“There’s typically about ten million lines of code in today’s vehicles, and a lot of it is legacy code, inherited from other projects,” said Jay Thomas, director of field engineering for LDRA, a provider of software verification systems for industry. “We know what we need to do to make that code secure, but a lot of the code in today’s vehicles doesn’t follow the right guidelines.”
Jay Thomas of LDRA: “There’s typically about 10 million lines of code in today’s vehicles, and a lot of it is legacy code, inherited from other projects.” (Source: LDRA)
The key problem is that much of today’s software code is being passed up the supply chain from applications outside the auto industry, Thomas said. Much of it contains “back doors” that allow outsiders to gain access, and possibly even manipulate the operation of a vehicle.
“A classic example is the standard library for C code,” Thomas told us. “These libraries may have ‘hooks’ in them for testing or for doing other things that are unrelated to your automotive application.” Still, the general libraries often end up in automobile applications, giving hackers an easy target for entry into the vehicle, Thomas said.
Recent high-profile automotive attacks have shown that infotainment systems are among the easiest targets for automotive hackers, Thomas added. In one such attack during 2015, a pair of hackers doing a demo for Wired magazine tapped into a vehicle and operated its radio, climate system, windshield wipers and accelerator. The hackers, who were located 10 miles away, went so far as to disable the car while it rolled down Interstate 64 in Missouri.
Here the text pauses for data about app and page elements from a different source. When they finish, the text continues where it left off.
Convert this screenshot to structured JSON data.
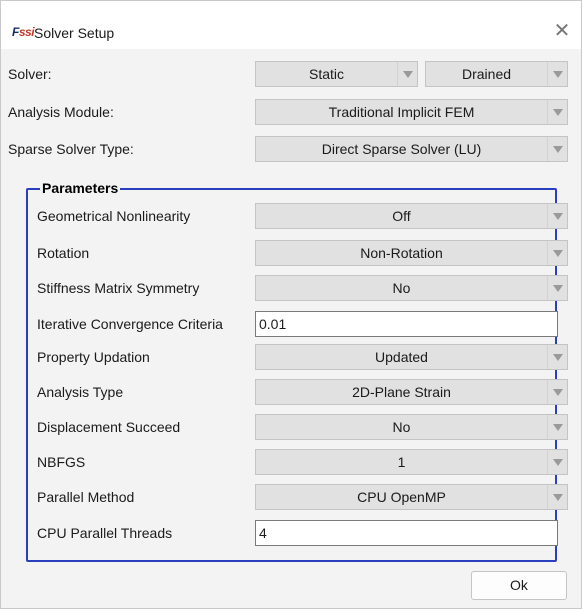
{
  "window": {
    "title": "Solver Setup",
    "icon_name": "fssi-logo-icon",
    "icon_text_a": "F",
    "icon_text_b": "ssi",
    "close_symbol": "✕"
  },
  "top_fields": {
    "solver": {
      "label": "Solver:",
      "value1": "Static",
      "value2": "Drained"
    },
    "analysis_module": {
      "label": "Analysis Module:",
      "value": "Traditional Implicit FEM"
    },
    "sparse_solver": {
      "label": "Sparse Solver Type:",
      "value": "Direct Sparse Solver (LU)"
    }
  },
  "parameters": {
    "title": "Parameters",
    "border_color": "#2a3fbd",
    "fields": [
      {
        "label": "Geometrical Nonlinearity",
        "value": "Off",
        "type": "combo"
      },
      {
        "label": "Rotation",
        "value": "Non-Rotation",
        "type": "combo"
      },
      {
        "label": "Stiffness Matrix Symmetry",
        "value": "No",
        "type": "combo"
      },
      {
        "label": "Iterative Convergence Criteria",
        "value": "0.01",
        "type": "text"
      },
      {
        "label": "Property Updation",
        "value": "Updated",
        "type": "combo"
      },
      {
        "label": "Analysis Type",
        "value": "2D-Plane Strain",
        "type": "combo"
      },
      {
        "label": "Displacement Succeed",
        "value": "No",
        "type": "combo"
      },
      {
        "label": "NBFGS",
        "value": "1",
        "type": "combo"
      },
      {
        "label": "Parallel Method",
        "value": "CPU OpenMP",
        "type": "combo"
      },
      {
        "label": "CPU Parallel Threads",
        "value": "4",
        "type": "text"
      }
    ]
  },
  "buttons": {
    "ok": "Ok"
  }
}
The incident ultimately sparked a recall of more than 1.4 million Fiat Chrysler vehicles.
“Infotainment has a lot of access to other parts of the car,” Thomas told us. “At the very least, it gives access to your mirrors and turn signals. But in some cases, it even gives access to driving.”
One solution is for Tier Two suppliers to replace the general-purpose library with a safer alternative, Thomas said. “We now have chip suppliers, such as Texas Instruments, providing safe libraries that include only the functionality required for the connected vehicle.”
Thomas suggests that automakers apply a “domain” strategy, concentrating on those areas of the car that are most vulnerable to attack. Once they’ve identified the most important safety domains, he said, they can apply their resources for test, verification and validation to those areas. “It’s impossible to apply higher levels of safety throughout the entire vehicle,” he said. “So where there’s higher risk of vulnerability, you apply more checks.”
For autonomous cars, Thomas supports the idea of a distributed computing architecture, in which intelligence is placed at the so-called “edges,” usually near the sensors. “When we get to autonomous vehicles, every component will need to be verified separately,” he said. “There’s going to be a lot more code, and the only